I attempted to install Revolution-X into P3D using the installer for one volume of GenerationX. The installer only gives you the option of referencing an FSX installation and, though it seemed happy enough to point itself at my Prepar3d.exe, the install process did not give me any night lighting. As it is not sold as P3D compatible I did not seek any technical support over this issue.
Whilst you can install the autogen files into P3D, it is clearly not marketed as compatible, and it does not appear to be, certainly not at night.
Key Point Note 5: Mess around with core files at your own risk. I simply downloaded the files from Earth Simulations posted here. These autogen files should allow a number of different developers’ sceneries to work without conflict on your FSX installation, but they also seem to work adequately for me with Revolution-X in P3D2.1 during the daytime only.
During the day, Revolution-X conveys a reasonable impression of buildings in the right locations. There are issues with default textures, building sizes, churches and other anomalies which may or may not be acceptable to you. Night lighting seems to work perfectly in DX9 mode but has a terrible flaw in DX10 which made it unusable for me and I was unable to get it working. The coverage is impressive, being the full mainland UK. If you want to enhance your UK photoscenery at a relatively low price, this may well fit the bill, but be aware of where it falls short so you are not left disappointed.
Scenery Coverage - 10 / 10
Revolution-X covers the whole of the mainland UK with buildings and vegetation. The extent of the coverage would be difficult to extend.
Level of Detail - 6.0 / 10
The building data is based on free Ordnance Survey data which is not 100% accurate and the vegetation data seems quite sparse. The base GIS data used to create it was not as accurate as it could have been, although this is somewhat understandable given the cost implications.
Quality of Buildings - 6.0 / 10

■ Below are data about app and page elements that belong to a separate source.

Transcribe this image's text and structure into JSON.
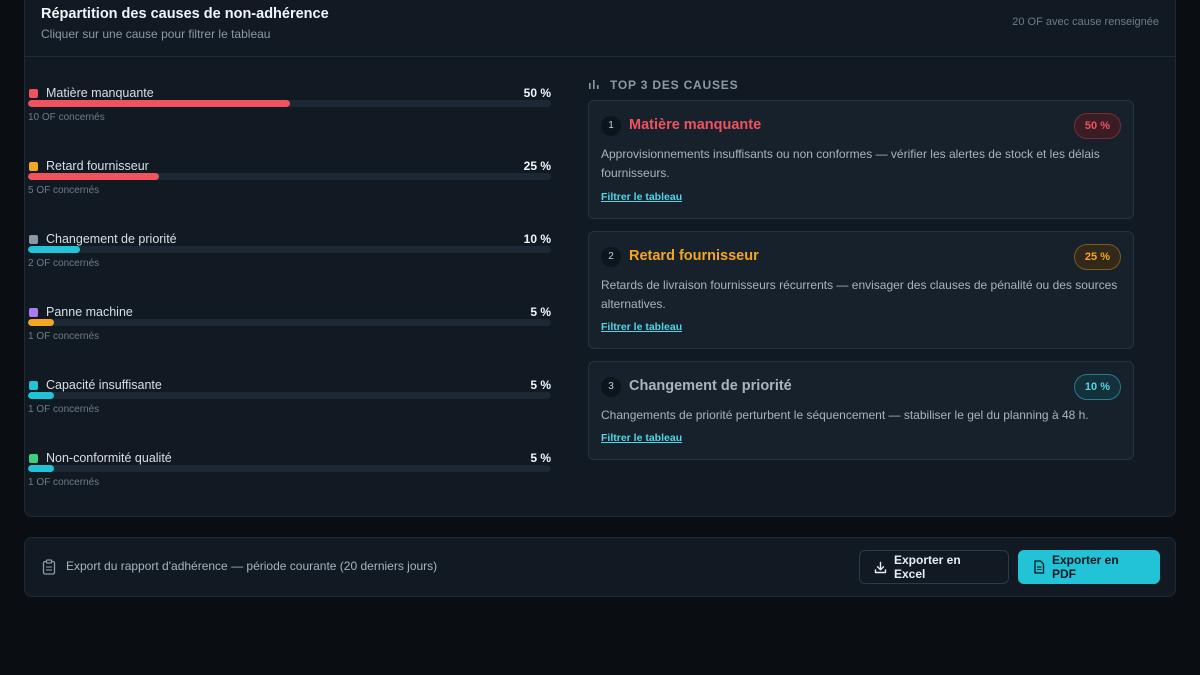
{
  "panel": {
    "title": "Répartition des causes de non-adhérence",
    "subtitle": "Cliquer sur une cause pour filtrer le tableau",
    "meta": "20 OF avec cause renseignée"
  },
  "causes": [
    {
      "label": "Matière manquante",
      "pct_label": "50 %",
      "pct": 50,
      "count_label": "10 OF concernés",
      "swatch": "#f0525e",
      "bar": "#f0525e"
    },
    {
      "label": "Retard fournisseur",
      "pct_label": "25 %",
      "pct": 25,
      "count_label": "5 OF concernés",
      "swatch": "#f5a524",
      "bar": "#f0525e"
    },
    {
      "label": "Changement de priorité",
      "pct_label": "10 %",
      "pct": 10,
      "count_label": "2 OF concernés",
      "swatch": "#8a97a6",
      "bar": "#22c3d6"
    },
    {
      "label": "Panne machine",
      "pct_label": "5 %",
      "pct": 5,
      "count_label": "1 OF concernés",
      "swatch": "#a77cf2",
      "bar": "#f5a524"
    },
    {
      "label": "Capacité insuffisante",
      "pct_label": "5 %",
      "pct": 5,
      "count_label": "1 OF concernés",
      "swatch": "#22c3d6",
      "bar": "#22c3d6"
    },
    {
      "label": "Non-conformité qualité",
      "pct_label": "5 %",
      "pct": 5,
      "count_label": "1 OF concernés",
      "swatch": "#3ecf7e",
      "bar": "#22c3d6"
    }
  ],
  "top3": {
    "title": "TOP 3 DES CAUSES",
    "icon": "bar-chart-icon",
    "cards": [
      {
        "rank": "1",
        "name": "Matière manquante",
        "badge": "50 %",
        "color": "#f0525e",
        "badge_bg": "#3a1d24",
        "badge_border": "#7a2b35",
        "desc": "Approvisionnements insuffisants ou non conformes — vérifier les alertes de stock et les délais fournisseurs.",
        "link": "Filtrer le tableau"
      },
      {
        "rank": "2",
        "name": "Retard fournisseur",
        "badge": "25 %",
        "color": "#f5a524",
        "badge_bg": "#33291a",
        "badge_border": "#7a5a1e",
        "desc": "Retards de livraison fournisseurs récurrents — envisager des clauses de pénalité ou des sources alternatives.",
        "link": "Filtrer le tableau"
      },
      {
        "rank": "3",
        "name": "Changement de priorité",
        "badge": "10 %",
        "color": "#a9b4c0",
        "badge_bg": "#14303a",
        "badge_border": "#1f7f8e",
        "badge_text": "#4fd6e8",
        "desc": "Changements de priorité perturbent le séquencement — stabiliser le gel du planning à 48 h.",
        "link": "Filtrer le tableau"
      }
    ]
  },
  "footer": {
    "text": "Export du rapport d'adhérence — période courante (20 derniers jours)",
    "icon": "clipboard-icon",
    "excel_label": "Exporter en Excel",
    "pdf_label": "Exporter en PDF"
  }
}
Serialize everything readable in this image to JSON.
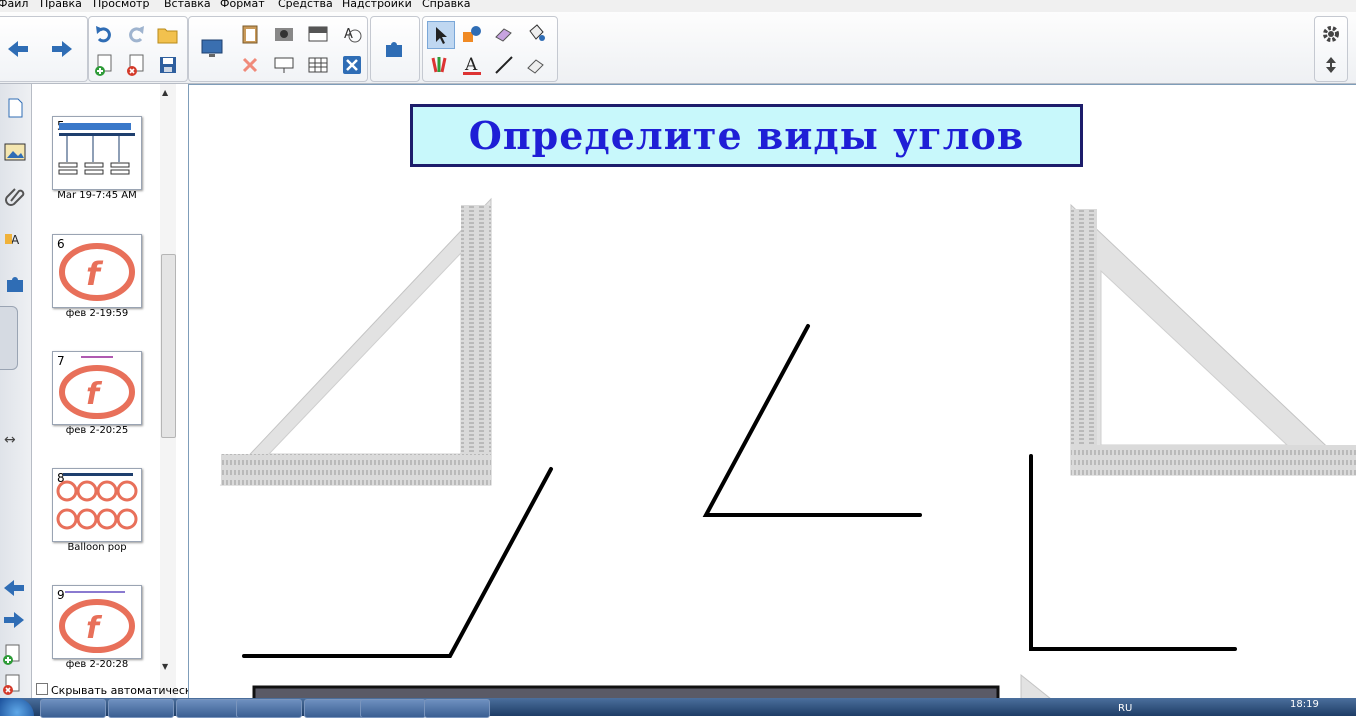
{
  "menu": [
    "Файл",
    "Правка",
    "Просмотр",
    "Вставка",
    "Формат",
    "Средства",
    "Надстройки",
    "Справка"
  ],
  "slides": [
    {
      "num": "5",
      "caption": "Mar 19-7:45 AM"
    },
    {
      "num": "6",
      "caption": "фев 2-19:59"
    },
    {
      "num": "7",
      "caption": "фев 2-20:25"
    },
    {
      "num": "8",
      "caption": "Balloon pop"
    },
    {
      "num": "9",
      "caption": "фев 2-20:28"
    }
  ],
  "sorter": {
    "hide_label": "Скрывать автоматическ"
  },
  "page": {
    "title": "Определите  виды углов"
  },
  "taskbar": {
    "clock": "18:19",
    "lang": "RU"
  },
  "colors": {
    "title_bg": "#c8f8fb",
    "title_text": "#1f1fd6",
    "title_border": "#1d1d6b",
    "accent": "#2f6db5"
  }
}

Revolution-X uses default autogen textures, and variations of these for different parts of the country would have been a big improvement. Churches are depicted but the models are not accurate, are too large, and suffer from positional displacement, i.e. they are not in exactly the right places! Including a more clever use of textures could possibly have been very worthwhile for the developer to look at as it would have improved the visuals and perhaps masked some of the other issues highlighted.

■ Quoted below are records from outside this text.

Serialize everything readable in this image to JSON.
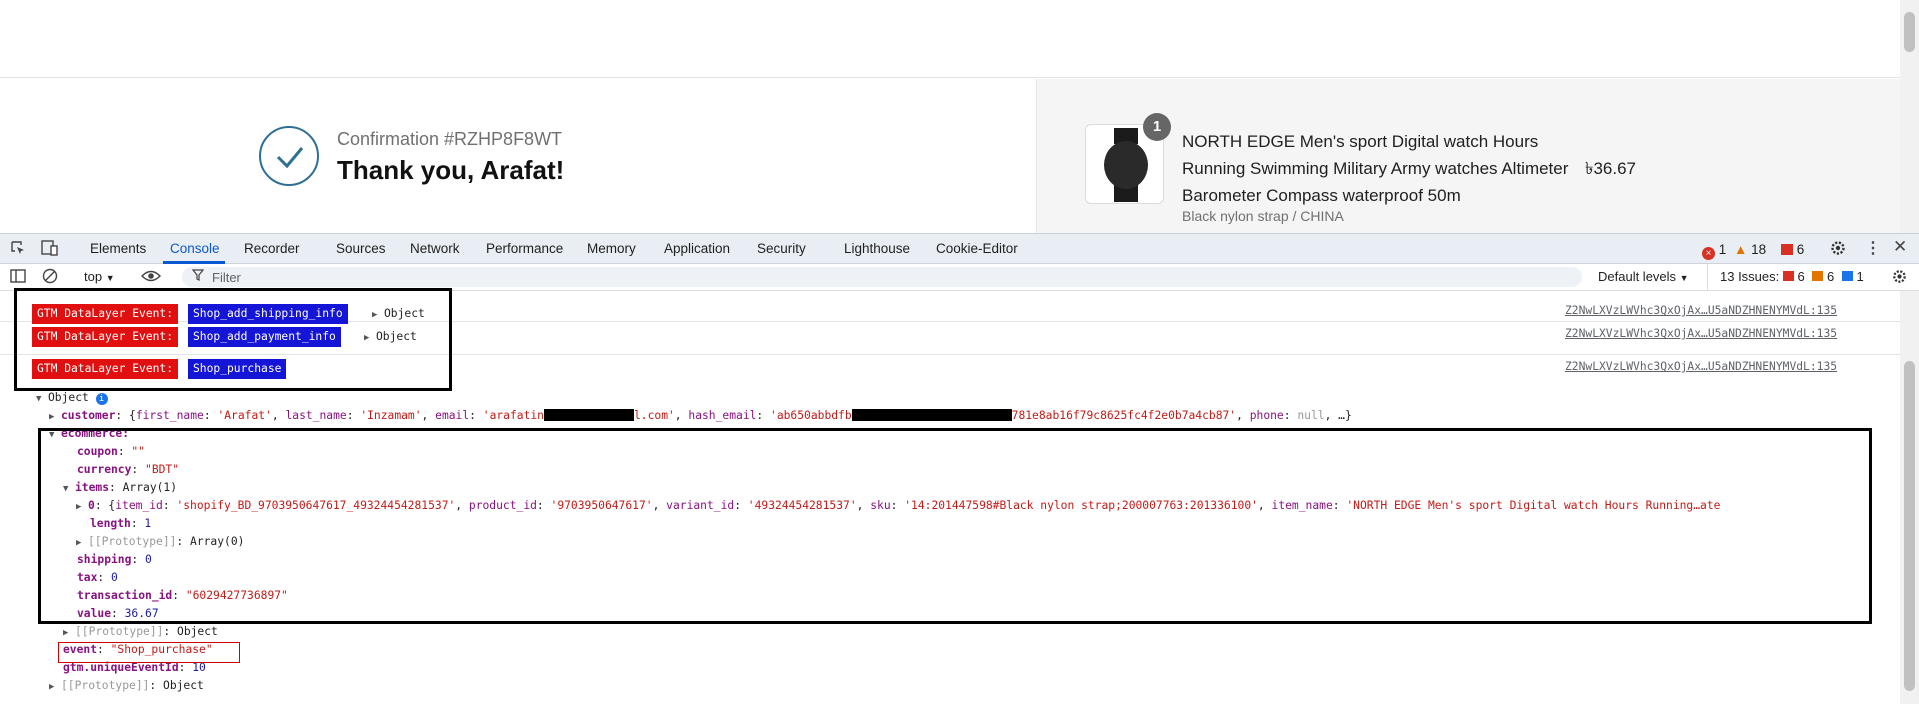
{
  "checkout": {
    "confirmation": "Confirmation #RZHP8F8WT",
    "thank_you": "Thank you, Arafat!",
    "product": {
      "qty": "1",
      "title": "NORTH EDGE Men's sport Digital watch Hours Running Swimming Military Army watches Altimeter Barometer Compass waterproof 50m",
      "variant": "Black nylon strap / CHINA",
      "price": "৳36.67"
    }
  },
  "devtools": {
    "tabs": [
      "Elements",
      "Console",
      "Recorder",
      "Sources",
      "Network",
      "Performance",
      "Memory",
      "Application",
      "Security",
      "Lighthouse",
      "Cookie-Editor"
    ],
    "active_tab": "Console",
    "counts": {
      "errors": "1",
      "warnings": "18",
      "issues": "6"
    },
    "toolbar": {
      "context": "top",
      "filter_placeholder": "Filter",
      "levels": "Default levels",
      "issues_label": "13 Issues:",
      "issue_red": "6",
      "issue_orange": "6",
      "issue_blue": "1"
    }
  },
  "console": {
    "logs": [
      {
        "prefix": "GTM DataLayer Event:",
        "event": "Shop_add_shipping_info",
        "obj": "Object",
        "src": "Z2NwLXVzLWVhc3QxOjAx…U5aNDZHNENYMVdL:135"
      },
      {
        "prefix": "GTM DataLayer Event:",
        "event": "Shop_add_payment_info",
        "obj": "Object",
        "src": "Z2NwLXVzLWVhc3QxOjAx…U5aNDZHNENYMVdL:135"
      },
      {
        "prefix": "GTM DataLayer Event:",
        "event": "Shop_purchase",
        "src": "Z2NwLXVzLWVhc3QxOjAx…U5aNDZHNENYMVdL:135"
      }
    ],
    "tree": {
      "root": "Object",
      "customer_key": "customer",
      "customer_preview": {
        "first_name": "'Arafat'",
        "last_name": "'Inzamam'",
        "email_start": "'arafatin",
        "email_end": "l.com'",
        "hash_start": "'ab650abbdfb",
        "hash_end": "781e8ab16f79c8625fc4f2e0b7a4cb87'",
        "phone": "null"
      },
      "ecommerce_key": "ecommerce:",
      "coupon": "\"\"",
      "currency": "\"BDT\"",
      "items_label": "Array(1)",
      "item0": {
        "item_id": "'shopify_BD_9703950647617_49324454281537'",
        "product_id": "'9703950647617'",
        "variant_id": "'49324454281537'",
        "sku": "'14:201447598#Black nylon strap;200007763:201336100'",
        "item_name": "'NORTH EDGE Men's sport Digital watch Hours Running…ate"
      },
      "length": "1",
      "proto_array": "Array(0)",
      "shipping": "0",
      "tax": "0",
      "transaction_id": "\"6029427736897\"",
      "value": "36.67",
      "proto_object": "Object",
      "event": "\"Shop_purchase\"",
      "unique_event_id": "10",
      "proto_root": "Object"
    }
  }
}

Performance - 8.0 / 10
This score is based on DX9 mode. Revolution-X did not appear to slow my system down much at all in either DX9 or DX10 (daytime). Even with the autogen sliders maxed out, I barely noticed much of a performance drop in terms of fps. However, during the flight around Liverpool, I did experience graphic artefacts after approximately 15 minutes at maximum autogen levels and this necessitated an FSX restart. The likelihood of you experiencing something similar will most likely vary depending on your hardware and settings choices. Unfortunately, the lighting bug in DX10 mode is a massive problem and I was unable to find a fix for it. In DX10 mode, this score is reduced to 5.0 / 10.

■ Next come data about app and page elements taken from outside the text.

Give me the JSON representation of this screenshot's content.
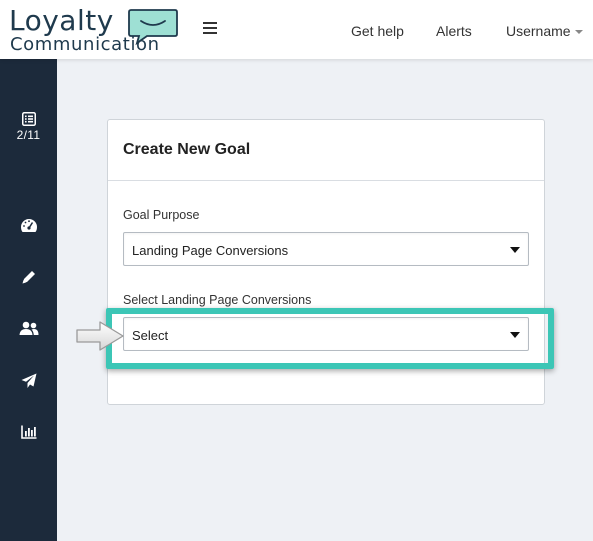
{
  "brand": {
    "line1": "Loyalty",
    "line2": "Communication",
    "color": "#1f3a4d",
    "accent": "#3cc6b6"
  },
  "header": {
    "menu_icon": "hamburger-icon",
    "links": {
      "help": "Get help",
      "alerts": "Alerts",
      "username": "Username"
    }
  },
  "sidebar": {
    "background": "#1c2a3b",
    "items": [
      {
        "icon": "list-icon",
        "count": "2/11"
      },
      {
        "icon": "dashboard-icon"
      },
      {
        "icon": "pencil-icon"
      },
      {
        "icon": "users-icon"
      },
      {
        "icon": "paper-plane-icon"
      },
      {
        "icon": "bar-chart-icon"
      }
    ]
  },
  "card": {
    "title": "Create New Goal",
    "goal_purpose": {
      "label": "Goal Purpose",
      "value": "Landing Page Conversions"
    },
    "landing_page": {
      "label": "Select Landing Page Conversions",
      "value": "Select"
    }
  },
  "annotation": {
    "highlight_color": "#3cc6b6",
    "pointer_icon": "arrow-pointer-icon"
  }
}
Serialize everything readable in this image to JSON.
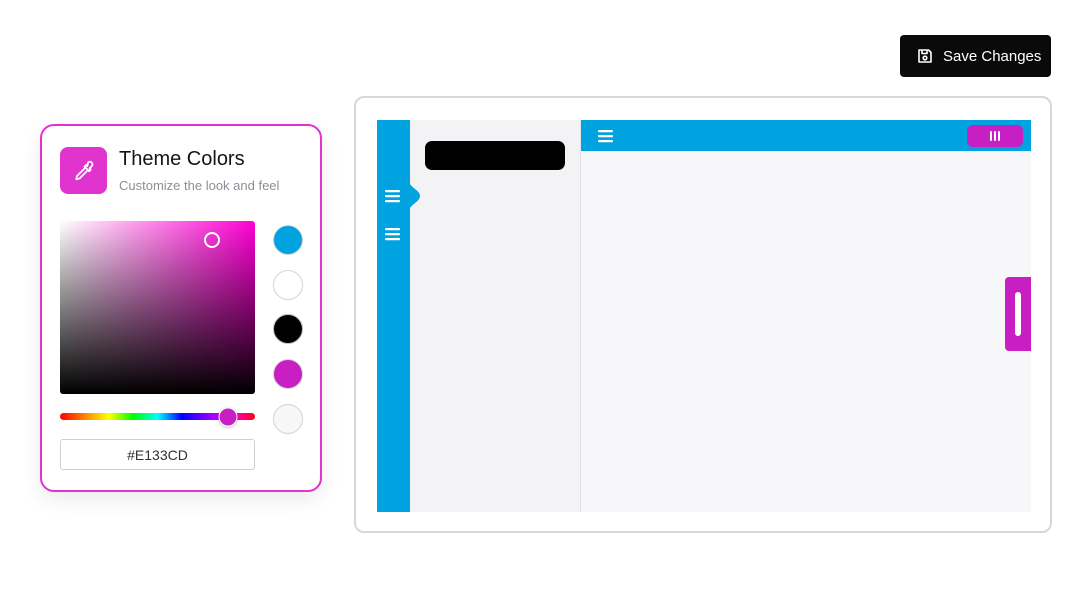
{
  "toolbar": {
    "save_label": "Save Changes",
    "save_icon": "floppy-disk-icon"
  },
  "theme_card": {
    "icon": "eyedropper-icon",
    "title": "Theme Colors",
    "subtitle": "Customize the look and feel",
    "hex_value": "#E133CD",
    "hue_fraction": 0.86,
    "saturation_fraction": 0.78,
    "brightness_fraction": 0.89,
    "swatches": [
      {
        "name": "blue",
        "color": "#00a3e0"
      },
      {
        "name": "white",
        "color": "#ffffff"
      },
      {
        "name": "black",
        "color": "#000000"
      },
      {
        "name": "magenta",
        "color": "#c81fc2"
      },
      {
        "name": "light-gray",
        "color": "#f7f7f8"
      }
    ]
  },
  "preview": {
    "primary_color": "#00a3e0",
    "accent_color": "#c81fc2",
    "pill_color": "#000000",
    "rail_icons": [
      "menu-icon",
      "menu-icon"
    ],
    "topbar_icon": "menu-icon",
    "topbar_pill_icon": "grip-lines-icon"
  },
  "colors": {
    "card_border": "#e133cd",
    "save_button": "#0a0a0a"
  }
}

Documentation - 9.0 / 10
The manual is fairly short and covers how to install Revolution-X, what display settings are recommended, and what order items should be in your scenery library. There is also an explanation of the kind of scenery Revolution-X is. It is concise and tells you what you need to know, nothing more.
Value for Money - 7.0 / 10
Despite its shortcomings, Revolution-X offers something for which there is no current competition (although there are some alternatives being developed). If you are happy with what it offers the price is reasonable, given the coverage, as long as the issues with accuracy and DX10 are not a killer for you.
|• Scenery Coverage:||10/10|
|• Level of Detail:||6.0/10|
|• Quality of Buildings:||6.0/10|
|• Value for Money:||7.0/10|
|Mutley’s Hangar score of 7.7 / 10, with a "Recommended" and a Mutley's Hangar Bronze Award.|